-Farnamstreetblog.com Complexity Bias: Why We Prefer Complicated to Simple

Most of the behavior biases that have been used to explain investment decision frictions have focused on the idea that mistakes are made because investors engage in fast thinking. Rules of thumb are employed in order to make decision shortcuts, but simplified decisions lead to mistakes.

Yet, there is such a thing as complexity bias. With complexity bias, if someone can choose between the simplest answer and the most complex, there may be a bias for something that is more complex. Many have a fascination with stories that seem to have a high level of complexity. We seem to prefer explanations that are more complex. We often associate complex language with higher-level thinking. The idea that we often try to find patterns in random events could be attributed to the idea that we like complexity.

I have reviewed the literature on this bias and am not persuaded on whether this will supplant the classic rules of thumb bias thinking, but I can see how this bias can have an impact on behavior. The richness of our human biases is truly fascinating.

I will, however, use my experience in the trend-following  space to conclude that the complexity bias is alive. There seems to be a bias toward complexity in model building. Investors can have a choice between a manager that has a simple model and one that uses “state-of-the-art”  statistics and requires a Ph.D. and many investors will go for the complex. A manager comes into an office and talks about his use of complex tools for extract unique and special signals and many will be jumping across the table to invest. Another manager in the extreme says, “I don’t try to predict, I follow trends and buy what is going up and sell what is falling” and it is a short meeting as you usher him to the elevator. Investor need to focus on why complexity is needed and if a manager cannot explain the need, lean toward the simple. If two managers have similar returns, choose the simple strategy.

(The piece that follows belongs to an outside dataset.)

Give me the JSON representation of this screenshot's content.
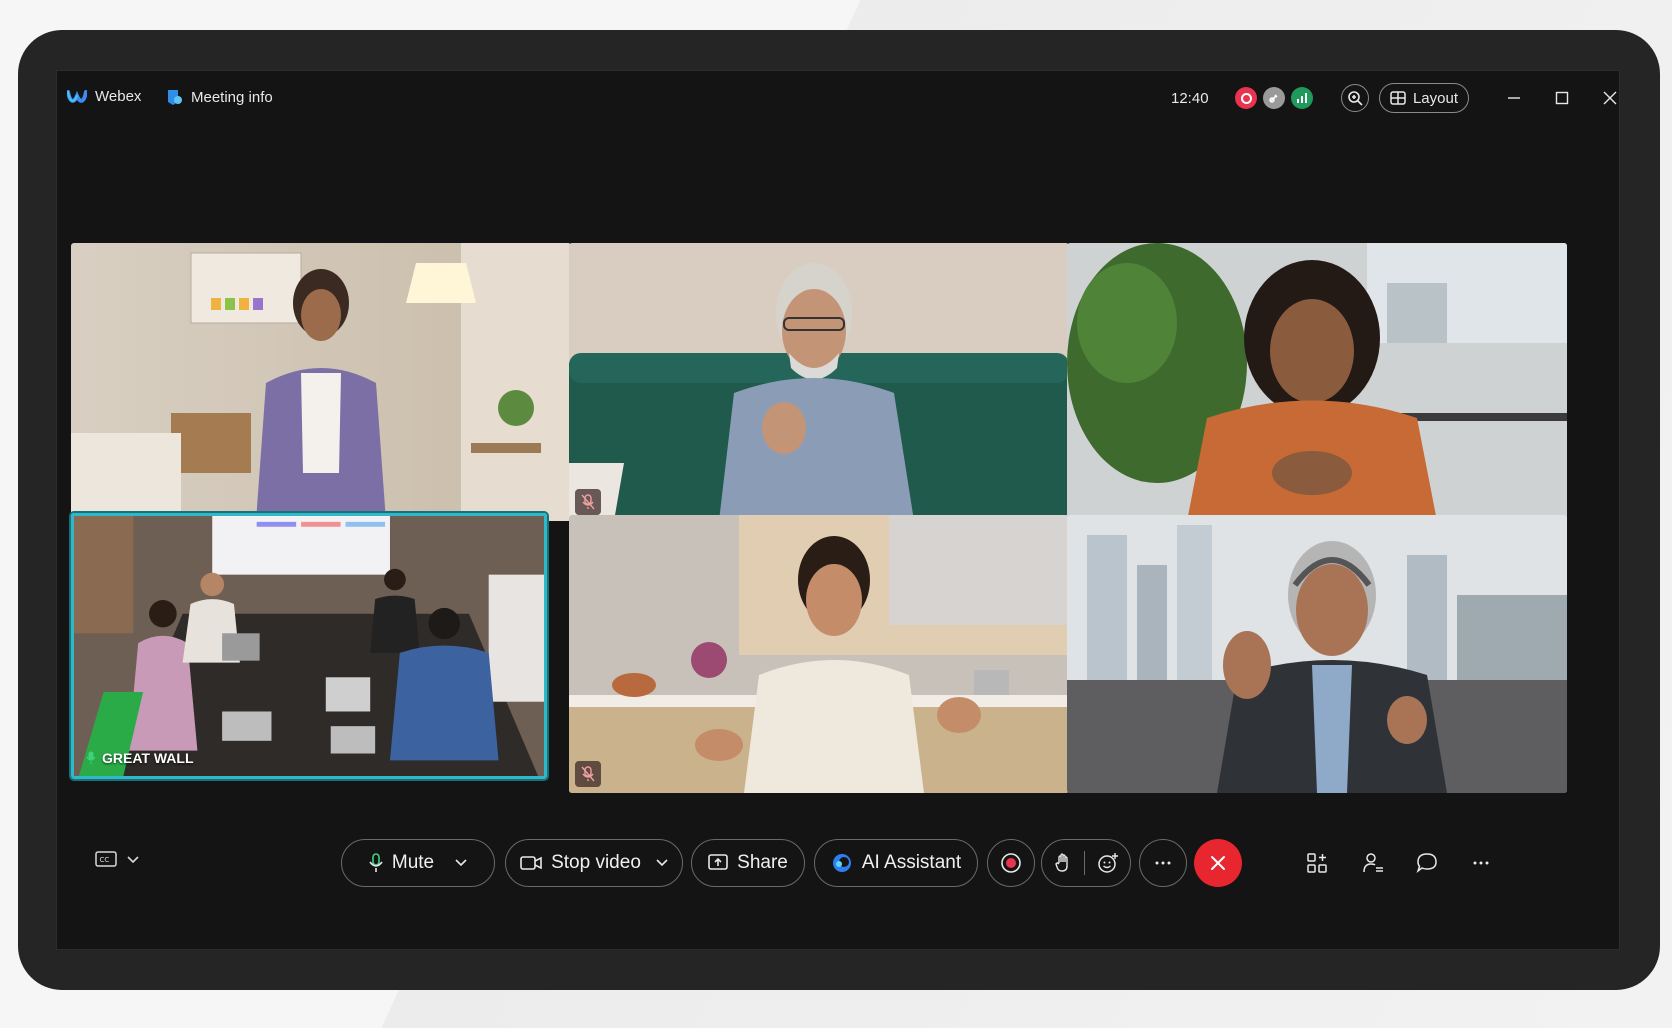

Using better techniques to improve signals is a worthy goal. Difficult problems may require better tools. Nevertheless, there should be a premium on the combination of results and simplicity; no more rules or techniques than what is necessary. The Occam’s Razor of model-building should apply; just the right amount of rules to do what is required, just the most direct technique to find a solution.